HP joined the microcomputer craze in 1979 with their Series 80s computers. These were usual and actually more like an followup to their calculators. They utilized a custom 8-bit processor made by HP. It had nifty non-standard features. For one thing lots of registers (64 of them) and the system was designed to work with BCD just like a calculator. It supported natively 12 digits with exponents to 499 (IIRC). The first release (HP 85) used a built in tape drive. Again very unusual. When diskette support was released, they chose HP-IB (GP-IB or IEEE-488 nowdays) instrument bus.
This example was picked up at an University of Kentuck Surplus auction. It is an HP 86B with 3 memory cartridges and a ROM expansion cartridge. Hence its total RAM is 448K. Not bad for the early 80s. Too bad it only ran HP series 80s software. Also it would not run the HP 85 binaries! The HP series 80s computers were to some extent incompatible with each other. The series was discontinued in 1984.
EDIT: I believe the only thing I have used it for was as a calculator.
Monitor was bought at Goodwill
Memory expansion was by cartridges like many other systems of the time.

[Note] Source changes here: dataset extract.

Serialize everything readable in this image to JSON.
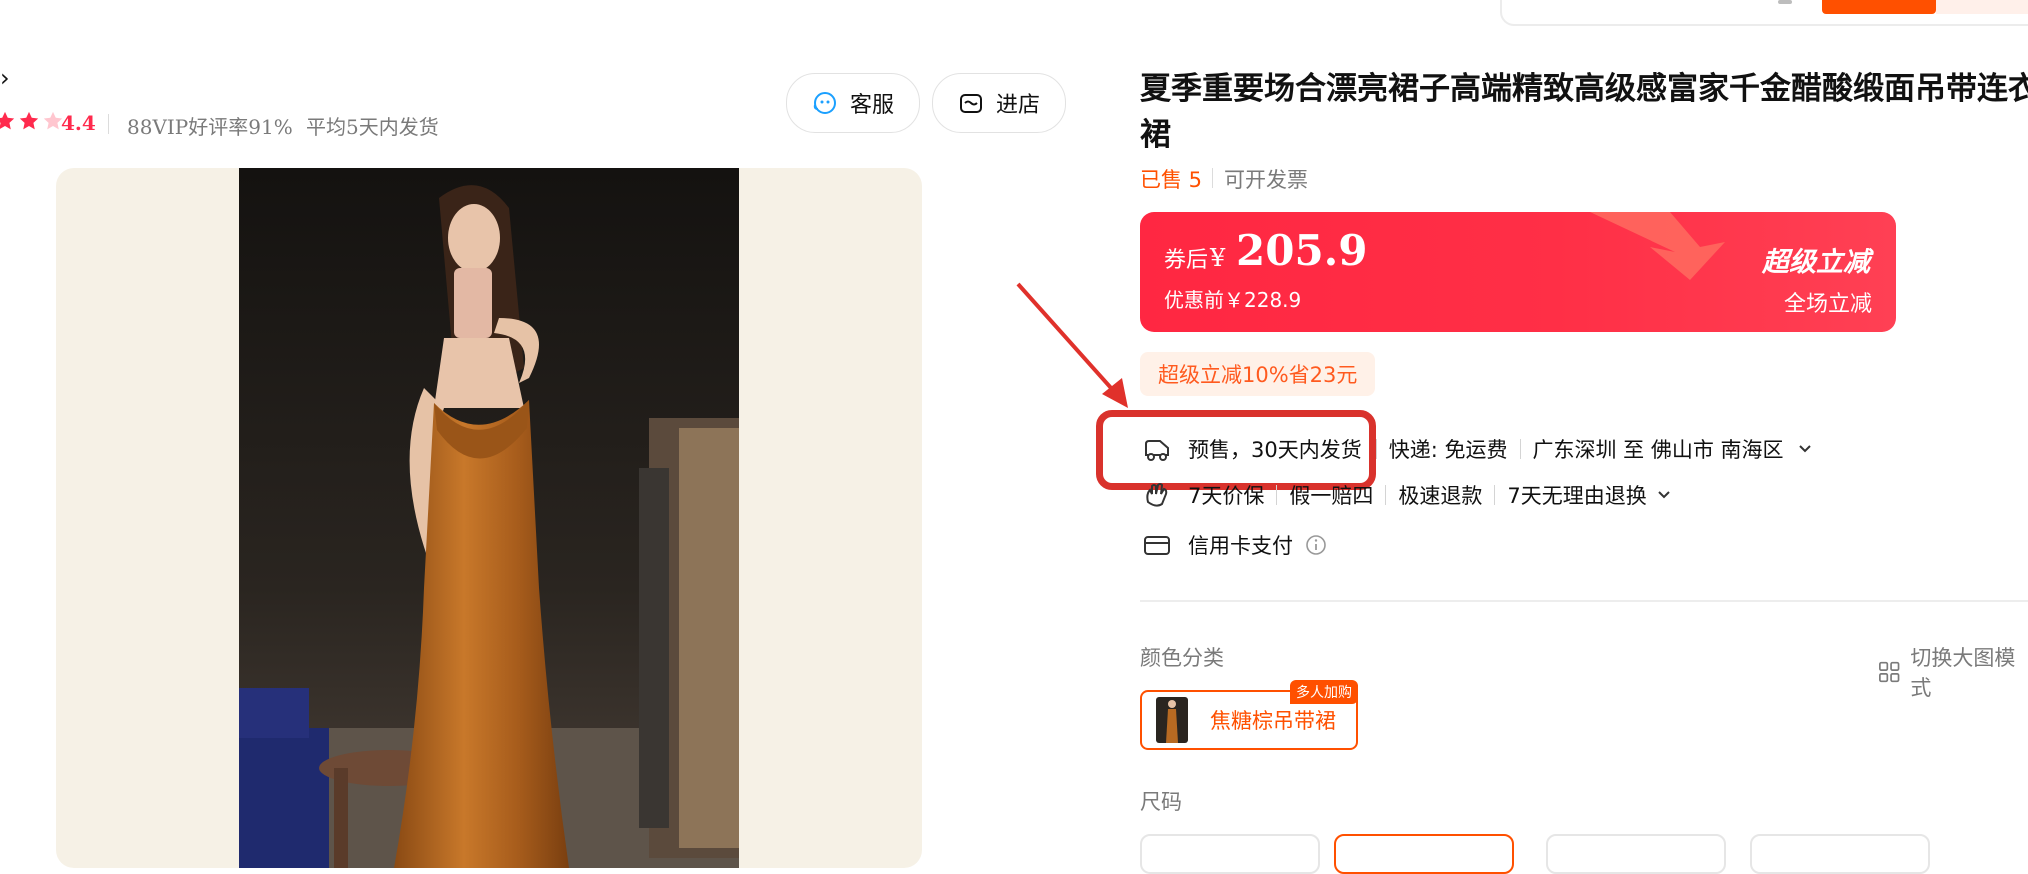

ROM expansion used this carrier with places for individual chips. Very much aimed at the engineer market.